#### WHAT THE EXERCISE ASKS:
Keep each line of the material that includes "label", and leave out the rest.

#### RECORDS PROVIDED:
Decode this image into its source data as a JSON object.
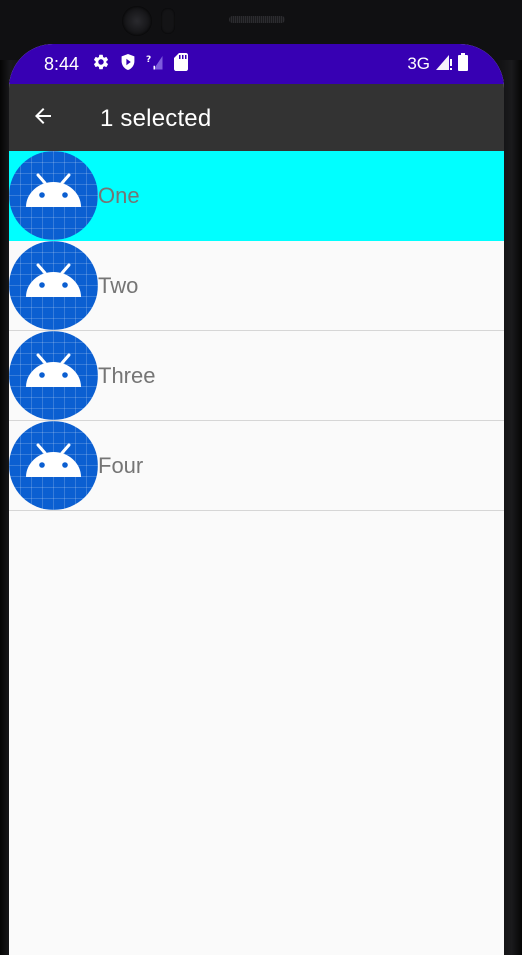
{
  "status_bar": {
    "time": "8:44",
    "network": "3G",
    "background_color": "#3700b3",
    "left_icons": [
      "settings-gear-icon",
      "shield-play-icon",
      "no-signal-icon",
      "sd-card-icon"
    ],
    "right_icons": [
      "cell-signal-icon",
      "battery-icon"
    ]
  },
  "app_bar": {
    "title": "1 selected",
    "back_icon": "arrow-left-icon",
    "background_color": "#333333"
  },
  "list": {
    "selected_color": "#00ffff",
    "avatar_color": "#0b5fd1",
    "avatar_icon": "android-robot-icon",
    "items": [
      {
        "label": "One",
        "selected": true
      },
      {
        "label": "Two",
        "selected": false
      },
      {
        "label": "Three",
        "selected": false
      },
      {
        "label": "Four",
        "selected": false
      }
    ]
  }
}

#### EXERCISE RESULT:
        "label": "One",
        "label": "Two",
        "label": "Three",
        "label": "Four",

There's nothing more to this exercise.